Friday state Rep. Luis Arroyo, D-Chicago, resigned after being charged with bribery. He’s pleaded not guilty. State Sen. Tom Cullerton, D-Villa Park, pleaded not guilty to embezzlement charges this summer. State Sen. Martin Sandoval, D-Cicero, is under federal investigation over a possible kickback scheme. He’s not been charged. Federal prosecutors noted that the unidentified state senator who recorded Arroyo was cooperating with the FBI in a bid to get a reduced sentence on expected tax fraud charges.
Senate President John Cullerton, D-Chicago, said it hurts the public’s trust in state government.
“Obviously that’s a concern,” Cullerton said. “It’s the image that we have as a General Assembly. It’s very concerning.”
Gov. J.B. Pritzker said the cloud of corruption costs taxpayers.
“I’m disgusted by all of what’s going on in this regard,” Pritzker said. “And I also view it as they’re throwing obstacles in the way of us accomplishing pension consolidation and lowering taxes, property taxes and other things in the state. There is a corruption tax that sits on top of everybody in this state and we need to get rid of it.”
On Friday, Arroyo resigned as a state representative a week after he was arrested on bribery charges. His resignation preempted a House committee hearing that could have produced a resolution to eject him from office. Leaders from both parties had called on him to resign.
This summer, federal agents raided Sandoval's home and offices searching for evidence related to a kickback scheme. Although he has not been charged with a crime, he stepped down as chairman of the Senate Transportation Committee.
State Sen. Tom Cullerton pleaded not guilty to embezzling from a labor union. He had his chairmanship shifted from the Senate Labor Committee to the Senate Veterans Affairs Committee, a move that allowed him to keep a stipend on top of his base lawmaker salary.
Asked last week why the two senators have not been pushed out, Senate President John Cullerton said Sandoval has not been charged. Tom Cullerton has.
“It appears that Senator Cullerton’s charges do not involve the legislature. The others appear to,” John Cullerton said. “So that’s why we need to take a reasoned, common-sense approach to this and that’s what I’m willing to do.”
House rules lay out the procedure for a Special Investigations Committee. Such a committee was established and planned to meet Friday to investigate Arroyo’s case and possibly offer a resolution to expel him from office. His resignation made that unnecessary.

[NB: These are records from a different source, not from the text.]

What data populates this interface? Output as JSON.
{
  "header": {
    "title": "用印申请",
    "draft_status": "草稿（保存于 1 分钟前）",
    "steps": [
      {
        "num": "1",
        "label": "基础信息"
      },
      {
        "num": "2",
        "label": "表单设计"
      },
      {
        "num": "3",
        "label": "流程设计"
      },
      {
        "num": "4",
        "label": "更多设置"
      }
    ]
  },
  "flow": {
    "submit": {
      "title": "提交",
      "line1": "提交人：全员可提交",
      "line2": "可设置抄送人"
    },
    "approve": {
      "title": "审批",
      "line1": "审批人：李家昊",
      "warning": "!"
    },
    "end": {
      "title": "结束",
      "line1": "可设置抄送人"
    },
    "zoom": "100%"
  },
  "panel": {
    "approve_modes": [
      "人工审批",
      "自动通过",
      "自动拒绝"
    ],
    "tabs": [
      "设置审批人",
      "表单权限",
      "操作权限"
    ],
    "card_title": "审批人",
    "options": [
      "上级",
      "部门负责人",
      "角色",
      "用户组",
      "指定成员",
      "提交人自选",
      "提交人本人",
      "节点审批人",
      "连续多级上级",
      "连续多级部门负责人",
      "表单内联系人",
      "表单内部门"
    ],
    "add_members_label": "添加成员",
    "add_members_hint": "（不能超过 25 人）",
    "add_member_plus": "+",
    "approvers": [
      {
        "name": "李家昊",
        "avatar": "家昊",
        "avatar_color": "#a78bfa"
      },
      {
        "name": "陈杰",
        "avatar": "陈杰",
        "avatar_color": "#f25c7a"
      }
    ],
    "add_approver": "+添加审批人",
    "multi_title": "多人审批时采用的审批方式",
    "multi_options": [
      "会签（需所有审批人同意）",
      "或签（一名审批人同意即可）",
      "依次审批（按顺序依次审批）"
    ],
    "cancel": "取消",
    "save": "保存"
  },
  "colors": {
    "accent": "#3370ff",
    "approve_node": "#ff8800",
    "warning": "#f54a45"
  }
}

No such committee is laid out in Senate rules. There is a rule in the Senate that says “the Senate may punish any of its members for disorderly behavior and, with the concurrence of two-thirds of the members elected, expel a Senator.”
No such resolution has surfaced.
Republican leaders have called for another state senator to resign from his position on the Legislative Ethics Commission.
"In an effort to begin restoring public confidence, Senator Terry Link needs to step down immediately from his position on the Legislative Ethics Commission while this widespread federal investigation continues."
Both the Chicago Sun-Times and the Chicago Tribune have identified state Sen. Terry Link as a cooperating witness in Arroyo's case. Link has denied it.
A footnote contained in the federal indictment said Arroyo was recorded offering the $2,500 bribe by a state senator who had been cooperating with the FBI since 2016. That lawmaker, who was identified only as "Cooperating Witness 1" in the indictment, had been working with the FBI until Nov. 3, 2016. At that point, he was "closed as a source" because FBI agents learned he had filed false income tax returns. Then, after admitting to the false tax returns, the Senator began working with the FBI again in a bid to get a reduced sentence on any tax charges he could face.
Lawmakers are scheduled to return to Springfield on Nov. 12. They could focus on legislation to tighten up the state’s ethics laws.
Three other members of the 101st General Assembly have also been charged with crimes this year.
In January, then-state Rep. Nick Sauer, R-Lake Barrington, resigned after he was charged under the state's revenge porn law. He has pleaded not guilty. Two others – state Rep. Steve Reick, R-Woodstock, and state Rep. Kam Buckner, D-Chicago – were charged with driving under the influence of alcohol during the spring session. Reick was sentenced. Buckner's case remains pending.